Shades of Gray (Icarus Project, Book 2)

Shades of Gray - Jackie Kessler, Caitlin Kittredge Shades of Gray was alright. It has been a long time since I read Black and White, three years almost, and Shades of Gray suffered a bit from me forgetting some pretty important things. If I had read the first book before starting this one, it would have been a four star book and not a three, but too many things were casually eluded to that the reader needs to know to appreciate the story. You cannot read this book without the first one being at least a little fresh in your mind. I didn’t love the Now story. It felt rather disjointed. The flow was off and it seemed like a lot was going on that tied together only loosely with some plot points got touched on only briefly than forgotten about for fifty pages to get wrapped up as part of the nice neat package at the end of the book. The Then stole the show. The addition of the story of the earlier generation of extrahumans added an entire new dimension to the series. I loved them. It also added a new perspective to Black and White. Then was very cleverly done and really enriched the series.The Interludes just aggravated me. They didn’t have to be in the book and really didn’t add anything except extra pages.

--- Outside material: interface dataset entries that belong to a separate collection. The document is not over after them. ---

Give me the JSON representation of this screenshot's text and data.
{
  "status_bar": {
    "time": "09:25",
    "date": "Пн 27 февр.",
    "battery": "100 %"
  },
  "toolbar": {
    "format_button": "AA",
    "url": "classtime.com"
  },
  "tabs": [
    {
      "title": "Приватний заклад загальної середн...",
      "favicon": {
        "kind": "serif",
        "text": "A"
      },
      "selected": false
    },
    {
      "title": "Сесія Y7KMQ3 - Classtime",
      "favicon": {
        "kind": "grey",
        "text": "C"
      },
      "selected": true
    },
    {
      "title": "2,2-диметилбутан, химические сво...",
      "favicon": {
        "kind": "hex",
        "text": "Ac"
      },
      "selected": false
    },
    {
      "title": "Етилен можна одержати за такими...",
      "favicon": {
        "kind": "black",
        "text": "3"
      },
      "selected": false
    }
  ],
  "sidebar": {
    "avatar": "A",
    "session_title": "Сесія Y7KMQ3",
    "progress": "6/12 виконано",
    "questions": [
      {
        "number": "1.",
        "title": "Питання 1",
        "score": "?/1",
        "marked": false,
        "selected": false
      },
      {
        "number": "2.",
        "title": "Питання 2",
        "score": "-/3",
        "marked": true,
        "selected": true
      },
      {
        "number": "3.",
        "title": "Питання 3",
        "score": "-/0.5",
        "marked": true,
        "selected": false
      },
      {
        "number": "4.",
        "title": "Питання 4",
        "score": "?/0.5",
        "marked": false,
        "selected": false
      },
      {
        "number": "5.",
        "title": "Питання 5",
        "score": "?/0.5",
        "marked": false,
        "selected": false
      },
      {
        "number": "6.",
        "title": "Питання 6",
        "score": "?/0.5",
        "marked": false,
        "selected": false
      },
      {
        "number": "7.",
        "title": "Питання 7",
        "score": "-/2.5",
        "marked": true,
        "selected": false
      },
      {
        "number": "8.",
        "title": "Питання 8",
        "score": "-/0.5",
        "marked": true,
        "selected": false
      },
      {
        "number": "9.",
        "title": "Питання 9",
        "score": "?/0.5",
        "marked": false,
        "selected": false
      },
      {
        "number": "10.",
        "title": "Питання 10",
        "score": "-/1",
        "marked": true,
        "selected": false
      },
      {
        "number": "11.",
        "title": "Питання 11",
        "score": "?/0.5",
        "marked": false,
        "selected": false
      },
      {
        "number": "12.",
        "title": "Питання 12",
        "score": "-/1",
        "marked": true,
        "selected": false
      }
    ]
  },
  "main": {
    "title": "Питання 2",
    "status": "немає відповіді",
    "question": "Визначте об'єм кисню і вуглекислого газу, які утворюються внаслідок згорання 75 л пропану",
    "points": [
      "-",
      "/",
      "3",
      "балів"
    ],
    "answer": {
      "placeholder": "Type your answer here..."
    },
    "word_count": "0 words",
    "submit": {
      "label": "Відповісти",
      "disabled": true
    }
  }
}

They might have been to give the reader an additional perspective of what was going on in New Chicago, but it didn’t work.All that being said, I’d read another Icarus story if one was released and not feel even a little like I might be wasting hours of my life that I can never have back (I’m looking at you Ethan Frome). Shades of Gray isn’t great sci-fi, but it’s fun, light and possibly the perfect book for me to be reading the week leading up to Christmas.